This is not a sustainable practice that seems to manipulate consumers and puts pressure on small businesses to constantly push themselves to using strategies that are not suitable for the size at which they operate.
By moving to paid delivery it could provide significantly greater transparency for my consumers. Additionally, the value of my products would be more accurately represented and anyone who purchases more than one item will no longer be paying an inflated price.
Paid delivery could be considered the more ethical option as it doesn't exploit shopping habits
Shoppers who purchase more than one item will benefit from overall cheaper/accurate prices
My prices will accurately reflect the value of my items
It reduces the risk of partaking in a wasteful culture of returns and impulse buying and instead encourages customers to make more informed choices with their purchases
All items are sent via Royal Mail 2nd Class Signed For. This service costs me £4.20 per small parcel. In addition to Etsy fees and listing fees, packaging materials and the time it costs to print, package and dispatch each order, in addition to paying taxes.
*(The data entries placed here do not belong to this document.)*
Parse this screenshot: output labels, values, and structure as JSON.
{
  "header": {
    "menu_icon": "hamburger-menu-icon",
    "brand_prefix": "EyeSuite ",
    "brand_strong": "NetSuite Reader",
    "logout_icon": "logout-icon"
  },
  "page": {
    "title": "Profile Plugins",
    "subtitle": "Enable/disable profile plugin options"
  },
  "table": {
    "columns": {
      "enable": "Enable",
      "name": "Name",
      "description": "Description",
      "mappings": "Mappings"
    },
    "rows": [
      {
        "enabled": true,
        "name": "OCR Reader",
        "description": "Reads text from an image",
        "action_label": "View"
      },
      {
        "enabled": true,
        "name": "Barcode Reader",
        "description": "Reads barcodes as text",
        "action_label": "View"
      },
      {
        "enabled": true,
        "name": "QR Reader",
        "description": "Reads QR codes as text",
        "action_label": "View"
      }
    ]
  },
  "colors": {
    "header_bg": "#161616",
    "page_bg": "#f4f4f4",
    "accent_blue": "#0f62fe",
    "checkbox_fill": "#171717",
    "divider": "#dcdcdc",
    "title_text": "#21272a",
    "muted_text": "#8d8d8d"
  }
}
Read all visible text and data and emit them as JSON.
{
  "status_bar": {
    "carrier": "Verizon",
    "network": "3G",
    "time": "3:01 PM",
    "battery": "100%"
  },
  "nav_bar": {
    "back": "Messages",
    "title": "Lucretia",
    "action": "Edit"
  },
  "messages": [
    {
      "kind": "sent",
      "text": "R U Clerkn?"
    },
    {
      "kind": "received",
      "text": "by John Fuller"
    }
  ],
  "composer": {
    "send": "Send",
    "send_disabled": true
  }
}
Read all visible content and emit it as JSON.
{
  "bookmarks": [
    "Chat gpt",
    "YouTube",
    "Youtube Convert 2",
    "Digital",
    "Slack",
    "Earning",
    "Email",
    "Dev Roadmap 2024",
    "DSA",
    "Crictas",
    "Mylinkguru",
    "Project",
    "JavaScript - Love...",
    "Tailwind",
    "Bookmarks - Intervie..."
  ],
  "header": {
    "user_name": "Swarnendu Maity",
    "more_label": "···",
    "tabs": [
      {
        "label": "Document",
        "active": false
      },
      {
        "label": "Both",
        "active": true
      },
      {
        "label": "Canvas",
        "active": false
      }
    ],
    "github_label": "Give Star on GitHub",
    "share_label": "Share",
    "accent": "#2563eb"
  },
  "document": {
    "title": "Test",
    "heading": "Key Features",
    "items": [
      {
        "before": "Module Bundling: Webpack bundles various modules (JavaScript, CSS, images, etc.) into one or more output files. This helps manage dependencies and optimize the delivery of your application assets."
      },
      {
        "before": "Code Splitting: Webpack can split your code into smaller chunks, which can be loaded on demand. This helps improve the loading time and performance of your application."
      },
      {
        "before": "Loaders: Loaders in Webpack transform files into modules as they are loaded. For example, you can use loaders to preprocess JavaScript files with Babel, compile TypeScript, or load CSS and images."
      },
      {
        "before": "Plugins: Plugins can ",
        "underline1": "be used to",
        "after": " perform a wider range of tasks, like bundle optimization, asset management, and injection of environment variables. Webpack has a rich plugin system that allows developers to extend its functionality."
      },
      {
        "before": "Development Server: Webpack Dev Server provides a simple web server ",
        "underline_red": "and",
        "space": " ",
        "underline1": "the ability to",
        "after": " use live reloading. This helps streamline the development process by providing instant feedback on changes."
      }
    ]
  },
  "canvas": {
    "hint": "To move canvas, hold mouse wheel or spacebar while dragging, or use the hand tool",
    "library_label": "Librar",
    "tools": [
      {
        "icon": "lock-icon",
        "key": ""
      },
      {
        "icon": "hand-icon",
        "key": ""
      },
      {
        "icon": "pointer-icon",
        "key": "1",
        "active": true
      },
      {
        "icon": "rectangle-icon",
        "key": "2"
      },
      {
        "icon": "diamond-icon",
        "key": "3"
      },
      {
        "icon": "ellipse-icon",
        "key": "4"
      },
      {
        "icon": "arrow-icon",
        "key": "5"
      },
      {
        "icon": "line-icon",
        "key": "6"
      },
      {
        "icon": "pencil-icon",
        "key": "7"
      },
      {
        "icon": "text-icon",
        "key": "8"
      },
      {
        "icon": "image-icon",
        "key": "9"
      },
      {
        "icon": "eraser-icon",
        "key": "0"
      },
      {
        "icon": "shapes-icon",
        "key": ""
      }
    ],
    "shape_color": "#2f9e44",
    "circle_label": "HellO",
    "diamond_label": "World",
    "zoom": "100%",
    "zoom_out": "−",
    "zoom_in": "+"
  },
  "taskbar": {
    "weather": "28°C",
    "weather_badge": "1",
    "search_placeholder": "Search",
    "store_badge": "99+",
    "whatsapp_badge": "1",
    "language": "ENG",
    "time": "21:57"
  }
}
It costs me somewhere between £6-8 to send each parcel.
I don't want to risk jeopardising attracting customers to my business by no longer providing free delivery, but this is a subject that deeply concerns me regarding the ethics of how I run my business.
How does free delivery make you feel? Were you aware that prices are inflated elsewhere in order to cover that cost?
References and Further Reading
Ship Bob - There's No Such Thing as Free Shipping: How to Choose the Right Shipping Pricing Strategy
Fast Company - Free Shipping Is A Lie
Andrea K. Leigh - "Free Shipping" Online: The Truth About Who Pays It
The Guardian - UK surge in post-Christmas returns reveals dark side of online shopping boom